[Items from an interface collection]
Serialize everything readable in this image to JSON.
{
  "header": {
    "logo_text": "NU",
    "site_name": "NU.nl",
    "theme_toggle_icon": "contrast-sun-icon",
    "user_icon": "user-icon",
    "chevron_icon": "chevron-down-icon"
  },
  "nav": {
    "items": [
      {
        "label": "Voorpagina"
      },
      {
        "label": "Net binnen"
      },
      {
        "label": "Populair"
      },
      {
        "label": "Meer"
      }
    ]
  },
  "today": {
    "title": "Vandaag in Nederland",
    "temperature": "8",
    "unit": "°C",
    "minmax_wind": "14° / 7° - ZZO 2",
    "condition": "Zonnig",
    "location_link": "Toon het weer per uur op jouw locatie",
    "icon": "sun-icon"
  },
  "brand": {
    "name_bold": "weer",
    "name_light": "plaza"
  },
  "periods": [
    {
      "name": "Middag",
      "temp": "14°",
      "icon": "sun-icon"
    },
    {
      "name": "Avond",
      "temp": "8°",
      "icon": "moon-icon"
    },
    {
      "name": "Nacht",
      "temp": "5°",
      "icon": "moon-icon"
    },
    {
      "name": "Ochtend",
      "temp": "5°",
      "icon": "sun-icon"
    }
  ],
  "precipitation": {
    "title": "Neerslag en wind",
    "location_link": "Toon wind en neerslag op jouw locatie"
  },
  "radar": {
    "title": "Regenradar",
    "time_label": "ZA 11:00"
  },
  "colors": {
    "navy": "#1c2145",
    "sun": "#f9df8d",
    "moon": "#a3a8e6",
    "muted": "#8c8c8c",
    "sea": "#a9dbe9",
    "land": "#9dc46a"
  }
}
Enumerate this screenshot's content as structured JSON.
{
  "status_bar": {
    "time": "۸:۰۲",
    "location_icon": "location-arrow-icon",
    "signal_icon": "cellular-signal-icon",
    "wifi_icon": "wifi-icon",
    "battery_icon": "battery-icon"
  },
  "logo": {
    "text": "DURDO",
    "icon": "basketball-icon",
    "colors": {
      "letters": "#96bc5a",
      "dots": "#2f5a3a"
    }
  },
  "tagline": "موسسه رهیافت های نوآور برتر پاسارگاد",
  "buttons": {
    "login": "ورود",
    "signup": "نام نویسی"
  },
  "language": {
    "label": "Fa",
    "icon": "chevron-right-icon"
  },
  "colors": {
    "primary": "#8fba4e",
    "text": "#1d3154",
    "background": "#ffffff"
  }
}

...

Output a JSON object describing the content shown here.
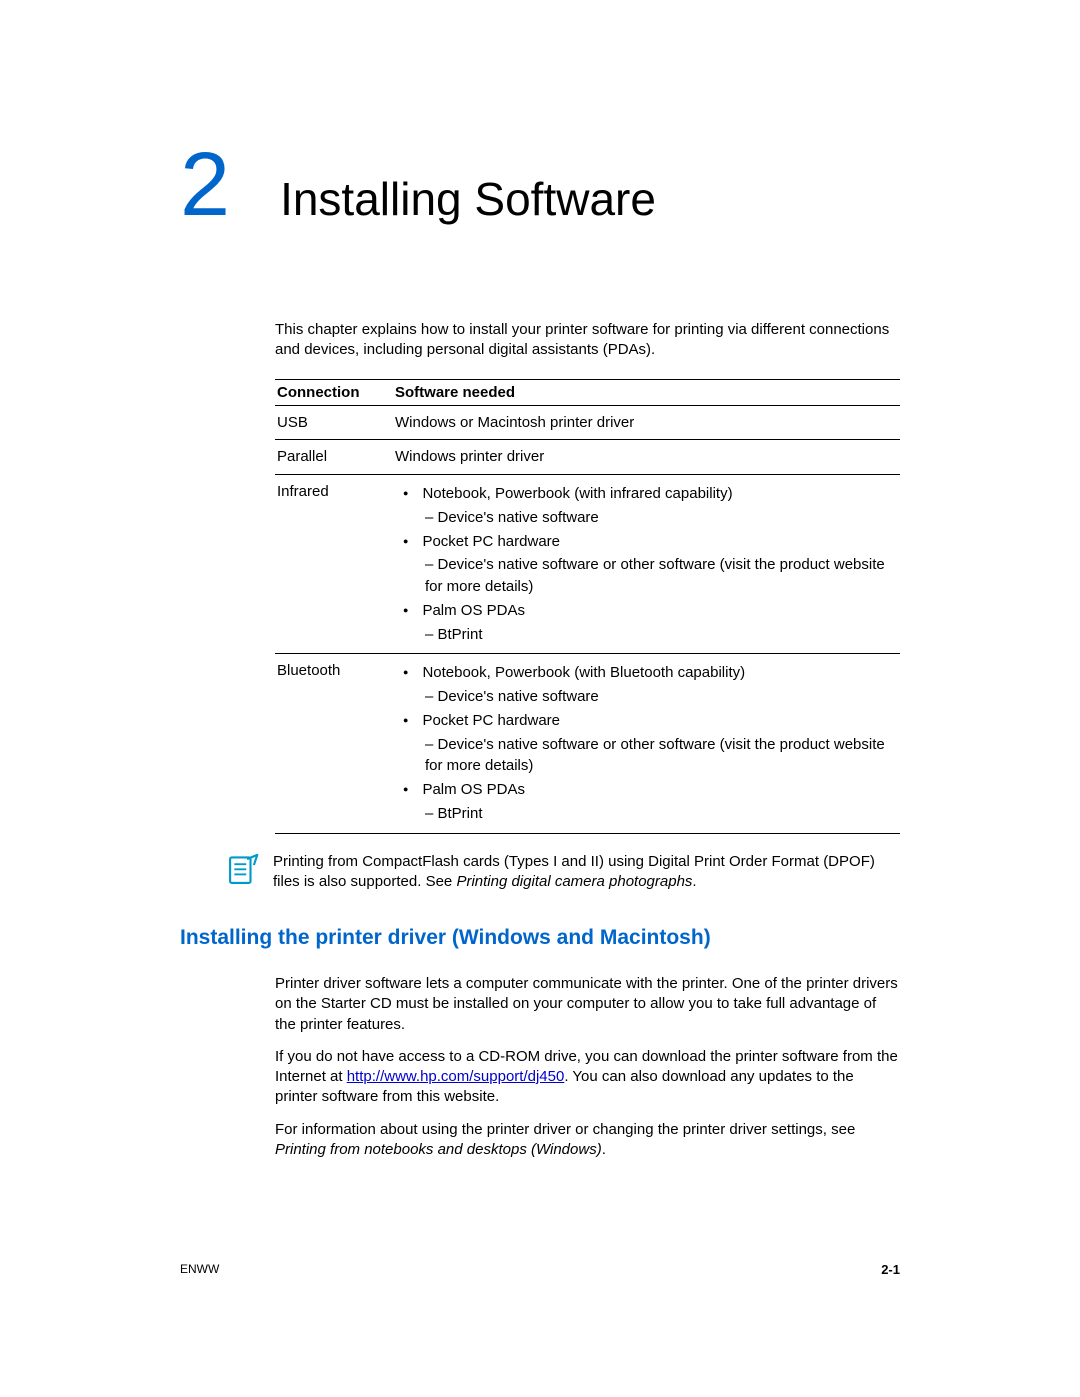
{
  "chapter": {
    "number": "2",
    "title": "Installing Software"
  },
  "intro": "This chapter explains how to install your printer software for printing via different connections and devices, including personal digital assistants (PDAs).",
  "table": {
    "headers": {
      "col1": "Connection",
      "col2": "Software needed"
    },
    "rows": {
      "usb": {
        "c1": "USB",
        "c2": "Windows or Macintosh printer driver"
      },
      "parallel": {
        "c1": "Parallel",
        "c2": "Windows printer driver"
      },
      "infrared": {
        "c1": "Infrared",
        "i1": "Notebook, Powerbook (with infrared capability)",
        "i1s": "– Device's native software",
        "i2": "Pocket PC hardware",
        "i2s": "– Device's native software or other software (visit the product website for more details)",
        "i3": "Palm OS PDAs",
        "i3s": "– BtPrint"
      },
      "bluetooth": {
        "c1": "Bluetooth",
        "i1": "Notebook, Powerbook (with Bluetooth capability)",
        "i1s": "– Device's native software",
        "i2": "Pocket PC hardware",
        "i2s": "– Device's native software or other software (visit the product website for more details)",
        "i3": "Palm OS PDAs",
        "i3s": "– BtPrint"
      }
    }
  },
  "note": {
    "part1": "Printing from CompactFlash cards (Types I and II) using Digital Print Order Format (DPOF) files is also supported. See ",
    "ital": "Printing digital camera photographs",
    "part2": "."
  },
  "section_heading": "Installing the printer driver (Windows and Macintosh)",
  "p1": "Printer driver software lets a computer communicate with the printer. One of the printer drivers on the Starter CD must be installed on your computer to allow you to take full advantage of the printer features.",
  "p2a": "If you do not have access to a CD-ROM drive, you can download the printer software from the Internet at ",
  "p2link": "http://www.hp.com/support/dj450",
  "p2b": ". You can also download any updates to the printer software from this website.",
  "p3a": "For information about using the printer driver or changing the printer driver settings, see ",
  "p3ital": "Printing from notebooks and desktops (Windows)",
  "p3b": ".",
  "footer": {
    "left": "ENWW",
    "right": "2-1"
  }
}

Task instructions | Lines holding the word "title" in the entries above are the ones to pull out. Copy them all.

Task answer |
    "title": "Vandaag in Nederland",
    "title": "Neerslag en wind",
    "title": "Regenradar",
    "title": "Installing Software"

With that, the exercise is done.